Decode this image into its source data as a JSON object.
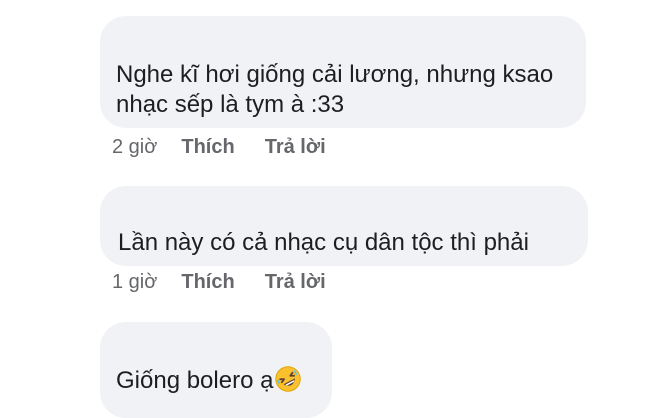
{
  "comments": [
    {
      "text_lines": [
        "Nghe kĩ hơi giống cải lương, nhưng ksao",
        "nhạc sếp là tym à :33"
      ],
      "time": "2 giờ",
      "like_label": "Thích",
      "reply_label": "Trả lời"
    },
    {
      "text_lines": [
        "Lần này có cả nhạc cụ dân tộc thì phải"
      ],
      "time": "1 giờ",
      "like_label": "Thích",
      "reply_label": "Trả lời"
    },
    {
      "text_lines": [
        "Giống bolero ạ"
      ],
      "emoji": "rolling-on-the-floor-laughing-emoji"
    }
  ],
  "colors": {
    "bubble_background": "#f0f2f5",
    "text": "#1c1e21",
    "meta_text": "#65676b",
    "emoji_face": "#fbc02d"
  }
}
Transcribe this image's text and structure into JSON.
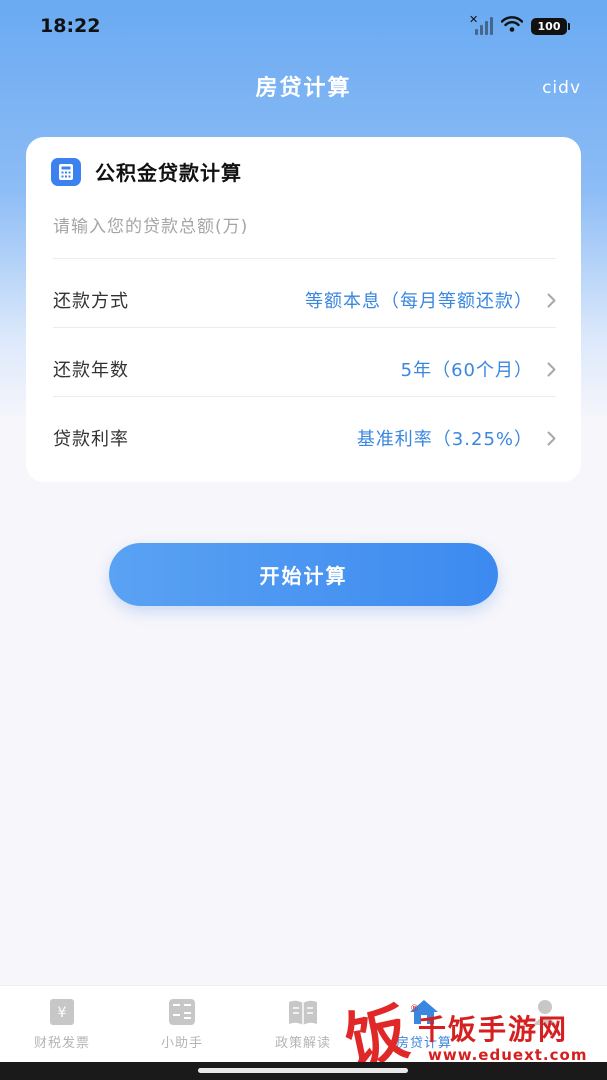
{
  "status_bar": {
    "time": "18:22",
    "battery": "100"
  },
  "nav": {
    "title": "房贷计算",
    "right_label": "cidv"
  },
  "card": {
    "title": "公积金贷款计算",
    "icon": "calculator-icon",
    "amount_placeholder": "请输入您的贷款总额(万)",
    "amount_value": "",
    "rows": [
      {
        "label": "还款方式",
        "value": "等额本息（每月等额还款）"
      },
      {
        "label": "还款年数",
        "value": "5年（60个月）"
      },
      {
        "label": "贷款利率",
        "value": "基准利率（3.25%）"
      }
    ]
  },
  "calc_button": {
    "label": "开始计算"
  },
  "tab_bar": {
    "items": [
      {
        "label": "财税发票",
        "icon": "invoice-icon",
        "active": false
      },
      {
        "label": "小助手",
        "icon": "calculator-grid-icon",
        "active": false
      },
      {
        "label": "政策解读",
        "icon": "book-icon",
        "active": false
      },
      {
        "label": "房贷计算",
        "icon": "house-icon",
        "active": true
      },
      {
        "label": "",
        "icon": "profile-icon",
        "active": false
      }
    ]
  },
  "watermark": {
    "glyph": "饭",
    "title": "千饭手游网",
    "url": "www.eduext.com",
    "registered": "®"
  },
  "colors": {
    "accent": "#3a87e0",
    "button": "#4a94f1",
    "header_gradient_top": "#6aaaf2",
    "watermark_red": "#d61f1f"
  }
}
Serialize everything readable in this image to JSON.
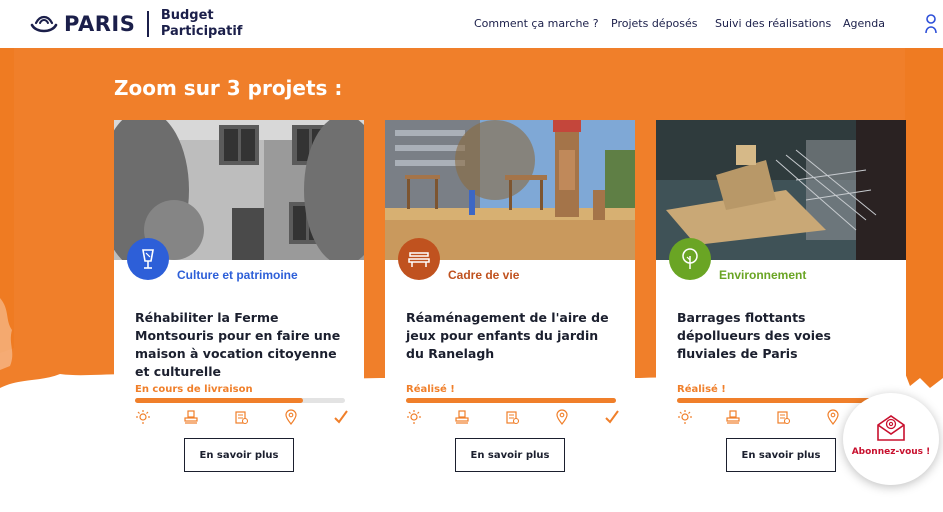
{
  "header": {
    "logo_text": "PARIS",
    "logo_sub_line1": "Budget",
    "logo_sub_line2": "Participatif",
    "nav": [
      {
        "label": "Comment ça marche ?"
      },
      {
        "label": "Projets déposés"
      },
      {
        "label": "Suivi des réalisations"
      },
      {
        "label": "Agenda"
      }
    ],
    "user_icon": "user-icon"
  },
  "section": {
    "title": "Zoom sur 3 projets :"
  },
  "colors": {
    "orange": "#f07f2a",
    "navy": "#1b1f4a",
    "culture_blue": "#2d5fd8",
    "cadre_brown": "#c0521f",
    "env_green": "#6aa524",
    "subscribe_red": "#c8102e"
  },
  "cards": [
    {
      "category": "Culture et patrimoine",
      "category_icon": "lamp-icon",
      "title": "Réhabiliter la Ferme Montsouris pour en faire une maison à vocation citoyenne et culturelle",
      "status": "En cours de livraison",
      "progress": 0.8,
      "steps": [
        "idea-icon",
        "stamp-icon",
        "ballot-icon",
        "location-pin-icon",
        "checkmark-icon"
      ],
      "button": "En savoir plus"
    },
    {
      "category": "Cadre de vie",
      "category_icon": "bench-icon",
      "title": "Réaménagement de l'aire de jeux pour enfants du jardin du Ranelagh",
      "status": "Réalisé !",
      "progress": 1.0,
      "steps": [
        "idea-icon",
        "stamp-icon",
        "ballot-icon",
        "location-pin-icon",
        "checkmark-icon"
      ],
      "button": "En savoir plus"
    },
    {
      "category": "Environnement",
      "category_icon": "tree-icon",
      "title": "Barrages flottants dépollueurs des voies fluviales de Paris",
      "status": "Réalisé !",
      "progress": 1.0,
      "steps": [
        "idea-icon",
        "stamp-icon",
        "ballot-icon",
        "location-pin-icon",
        "checkmark-icon"
      ],
      "button": "En savoir plus"
    }
  ],
  "subscribe": {
    "label": "Abonnez-vous !",
    "icon": "mail-at-icon"
  }
}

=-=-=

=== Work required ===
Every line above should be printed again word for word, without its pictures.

=== Written answer ===
Decode this image into its source data as a JSON object.
{
  "comments": [
    {
      "text_lines": [
        "Nghe kĩ hơi giống cải lương, nhưng ksao",
        "nhạc sếp là tym à :33"
      ],
      "time": "2 giờ",
      "like_label": "Thích",
      "reply_label": "Trả lời"
    },
    {
      "text_lines": [
        "Lần này có cả nhạc cụ dân tộc thì phải"
      ],
      "time": "1 giờ",
      "like_label": "Thích",
      "reply_label": "Trả lời"
    },
    {
      "text_lines": [
        "Giống bolero ạ"
      ],
      "emoji": "rolling-on-the-floor-laughing-emoji"
    }
  ],
  "colors": {
    "bubble_background": "#f0f2f5",
    "text": "#1c1e21",
    "meta_text": "#65676b",
    "emoji_face": "#fbc02d"
  }
}
Transcribe this image's text and structure into JSON.
{
  "status_bar": {
    "time": "18:22",
    "battery": "100"
  },
  "nav": {
    "title": "房贷计算",
    "right_label": "cidv"
  },
  "card": {
    "title": "公积金贷款计算",
    "icon": "calculator-icon",
    "amount_placeholder": "请输入您的贷款总额(万)",
    "amount_value": "",
    "rows": [
      {
        "label": "还款方式",
        "value": "等额本息（每月等额还款）"
      },
      {
        "label": "还款年数",
        "value": "5年（60个月）"
      },
      {
        "label": "贷款利率",
        "value": "基准利率（3.25%）"
      }
    ]
  },
  "calc_button": {
    "label": "开始计算"
  },
  "tab_bar": {
    "items": [
      {
        "label": "财税发票",
        "icon": "invoice-icon",
        "active": false
      },
      {
        "label": "小助手",
        "icon": "calculator-grid-icon",
        "active": false
      },
      {
        "label": "政策解读",
        "icon": "book-icon",
        "active": false
      },
      {
        "label": "房贷计算",
        "icon": "house-icon",
        "active": true
      },
      {
        "label": "",
        "icon": "profile-icon",
        "active": false
      }
    ]
  },
  "watermark": {
    "glyph": "饭",
    "title": "千饭手游网",
    "url": "www.eduext.com",
    "registered": "®"
  },
  "colors": {
    "accent": "#3a87e0",
    "button": "#4a94f1",
    "header_gradient_top": "#6aaaf2",
    "watermark_red": "#d61f1f"
  }
}
Serialize everything readable in this image to JSON.
{
  "header": {
    "logo_text": "PARIS",
    "logo_sub_line1": "Budget",
    "logo_sub_line2": "Participatif",
    "nav": [
      {
        "label": "Comment ça marche ?"
      },
      {
        "label": "Projets déposés"
      },
      {
        "label": "Suivi des réalisations"
      },
      {
        "label": "Agenda"
      }
    ],
    "user_icon": "user-icon"
  },
  "section": {
    "title": "Zoom sur 3 projets :"
  },
  "colors": {
    "orange": "#f07f2a",
    "navy": "#1b1f4a",
    "culture_blue": "#2d5fd8",
    "cadre_brown": "#c0521f",
    "env_green": "#6aa524",
    "subscribe_red": "#c8102e"
  },
  "cards": [
    {
      "category": "Culture et patrimoine",
      "category_icon": "lamp-icon",
      "title": "Réhabiliter la Ferme Montsouris pour en faire une maison à vocation citoyenne et culturelle",
      "status": "En cours de livraison",
      "progress": 0.8,
      "steps": [
        "idea-icon",
        "stamp-icon",
        "ballot-icon",
        "location-pin-icon",
        "checkmark-icon"
      ],
      "button": "En savoir plus"
    },
    {
      "category": "Cadre de vie",
      "category_icon": "bench-icon",
      "title": "Réaménagement de l'aire de jeux pour enfants du jardin du Ranelagh",
      "status": "Réalisé !",
      "progress": 1.0,
      "steps": [
        "idea-icon",
        "stamp-icon",
        "ballot-icon",
        "location-pin-icon",
        "checkmark-icon"
      ],
      "button": "En savoir plus"
    },
    {
      "category": "Environnement",
      "category_icon": "tree-icon",
      "title": "Barrages flottants dépollueurs des voies fluviales de Paris",
      "status": "Réalisé !",
      "progress": 1.0,
      "steps": [
        "idea-icon",
        "stamp-icon",
        "ballot-icon",
        "location-pin-icon",
        "checkmark-icon"
      ],
      "button": "En savoir plus"
    }
  ],
  "subscribe": {
    "label": "Abonnez-vous !",
    "icon": "mail-at-icon"
  }
}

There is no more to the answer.